That’s according to a survey by employee engagement firm Inpulse which found in the last two weeks, 65% of employees were nervous, anxious or on edge with 43% having felt down, depressed or hopeless.
Employee engagement was measured through an Emotional Wellbeing Index using seven core elements: mental health, self, purpose, connection, body, financial and mind.
Women were found to be more concerned about their financial wellbeing than men at 69% compared with 59%.
Some management styles have not suited the crisis, given nearly a third (31%) felt they hadn’t been supported by their line management and 37% don’t feel secure about their financial situation.
Matt Stephens, CEO of Inpulse, said the results are indicative that some businesses need a culture change.
He said: “We can safely say there is a lot of employee anxiety due to uncertainty and change and with that, people feel the culture of the company may be changing too. But from what we’re seeing, this isn’t true - employer values and behaviours are simply adjusting to a new style.
"What employers need to ask now is what was helpful from the old culture that we can use now?
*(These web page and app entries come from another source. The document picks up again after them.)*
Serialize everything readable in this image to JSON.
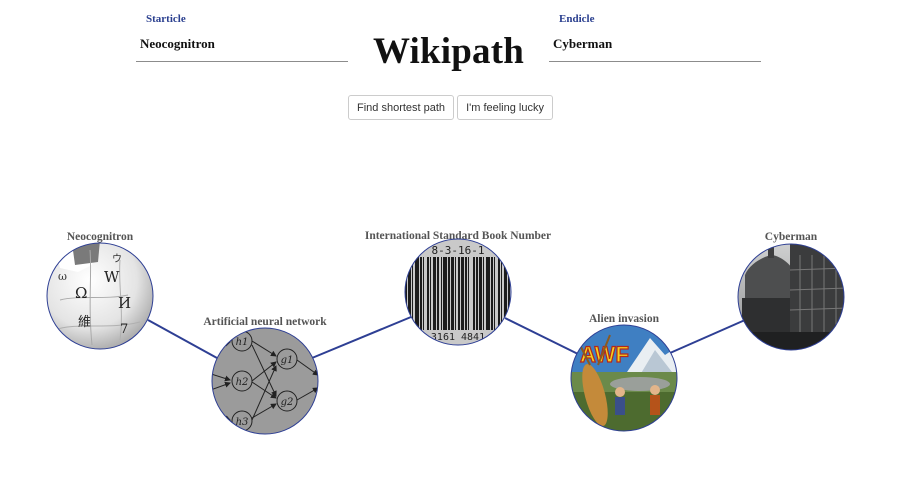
{
  "header": {
    "title": "Wikipath",
    "start": {
      "label": "Starticle",
      "value": "Neocognitron"
    },
    "end": {
      "label": "Endicle",
      "value": "Cyberman"
    }
  },
  "buttons": {
    "find": "Find shortest path",
    "lucky": "I'm feeling lucky"
  },
  "path": {
    "nodes": [
      {
        "title": "Neocognitron",
        "image": "wikipedia-globe-icon"
      },
      {
        "title": "Artificial neural network",
        "image": "neural-network-diagram"
      },
      {
        "title": "International Standard Book Number",
        "image": "barcode"
      },
      {
        "title": "Alien invasion",
        "image": "pulp-magazine-cover"
      },
      {
        "title": "Cyberman",
        "image": "london-street-photo"
      }
    ],
    "image_text": {
      "globe_glyphs": [
        "Ω",
        "W",
        "И",
        "維",
        "ウ",
        "ω",
        "7"
      ],
      "nn_labels": [
        "h1",
        "h2",
        "h3",
        "g1",
        "g2"
      ],
      "isbn_top": "8-3-16-1",
      "isbn_bottom": "3161 4841",
      "magazine": "AWF"
    }
  },
  "colors": {
    "accent": "#2a3f8f",
    "edge": "#2e3f94",
    "label": "#555555"
  }
}
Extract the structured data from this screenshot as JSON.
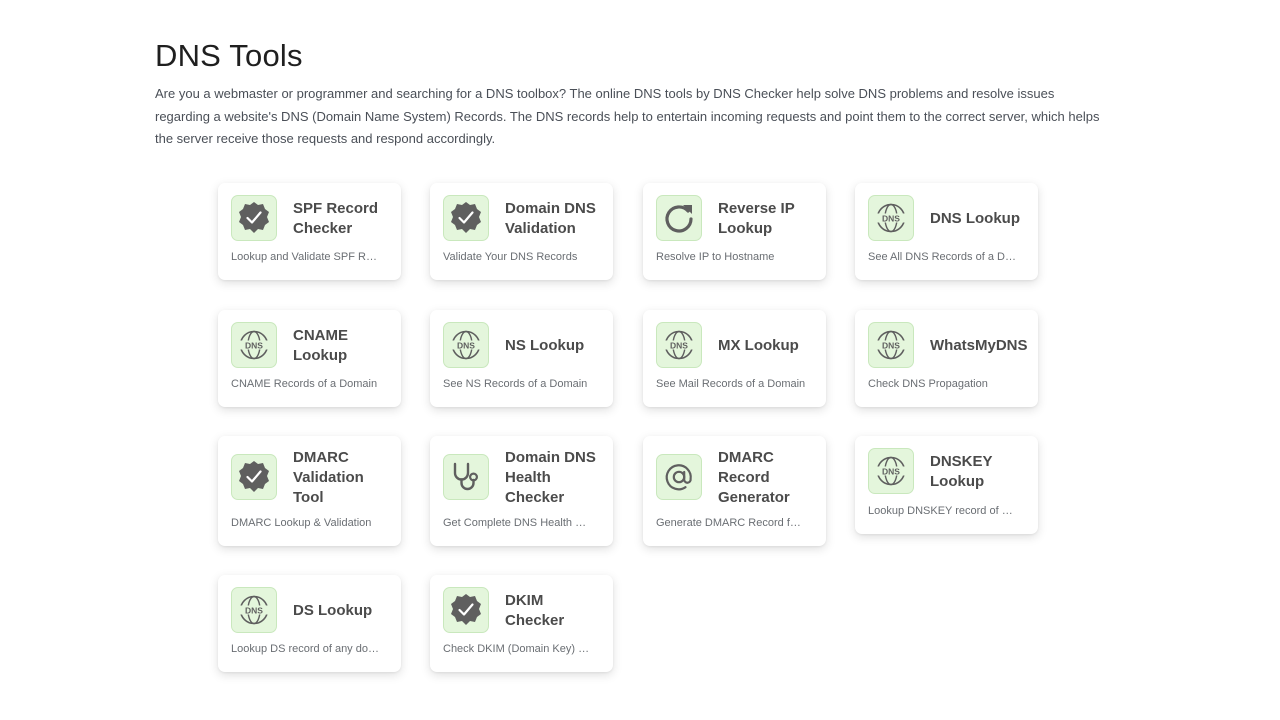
{
  "page": {
    "title": "DNS Tools",
    "intro": "Are you a webmaster or programmer and searching for a DNS toolbox? The online DNS tools by DNS Checker help solve DNS problems and resolve issues regarding a website's DNS (Domain Name System) Records. The DNS records help to entertain incoming requests and point them to the correct server, which helps the server receive those requests and respond accordingly."
  },
  "colors": {
    "icon_bg": "#e4f6dc",
    "icon_border": "#c9e8bd",
    "icon_fg": "#5f5f5f"
  },
  "tools": [
    {
      "title": "SPF Record Checker",
      "desc": "Lookup and Validate SPF Records",
      "icon": "verified-badge-icon"
    },
    {
      "title": "Domain DNS Validation",
      "desc": "Validate Your DNS Records",
      "icon": "verified-badge-icon"
    },
    {
      "title": "Reverse IP Lookup",
      "desc": "Resolve IP to Hostname",
      "icon": "refresh-icon"
    },
    {
      "title": "DNS Lookup",
      "desc": "See All DNS Records of a Domain",
      "icon": "dns-globe-icon"
    },
    {
      "title": "CNAME Lookup",
      "desc": "CNAME Records of a Domain",
      "icon": "dns-globe-icon"
    },
    {
      "title": "NS Lookup",
      "desc": "See NS Records of a Domain",
      "icon": "dns-globe-icon"
    },
    {
      "title": "MX Lookup",
      "desc": "See Mail Records of a Domain",
      "icon": "dns-globe-icon"
    },
    {
      "title": "WhatsMyDNS",
      "desc": "Check DNS Propagation",
      "icon": "dns-globe-icon"
    },
    {
      "title": "DMARC Validation Tool",
      "desc": "DMARC Lookup & Validation",
      "icon": "verified-badge-icon"
    },
    {
      "title": "Domain DNS Health Checker",
      "desc": "Get Complete DNS Health Report",
      "icon": "stethoscope-icon"
    },
    {
      "title": "DMARC Record Generator",
      "desc": "Generate DMARC Record for Domain",
      "icon": "at-sign-icon"
    },
    {
      "title": "DNSKEY Lookup",
      "desc": "Lookup DNSKEY record of any domain",
      "icon": "dns-globe-icon"
    },
    {
      "title": "DS Lookup",
      "desc": "Lookup DS record of any domain",
      "icon": "dns-globe-icon"
    },
    {
      "title": "DKIM Checker",
      "desc": "Check DKIM (Domain Key) Record",
      "icon": "verified-badge-icon"
    }
  ]
}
And what do we need to get rid of in terms of behaviours, processes and systems to help employees thrive in this new unfamiliar world?”
Yet there have been some positives to come out of the crisis.
Stephens added: “Employers need to understand employee emotions to support their emotional wellbeing through this change, that will then guide them into creating the right interventions that support teams and the business and ultimately lift performance.”
Eighty-seven per cent of respondents said they felt they were part of a supportive community or team and 81% have had meaningful social interactions.
The Inpulse Survey had 113 UK responses and took place from 2-12 April 2020.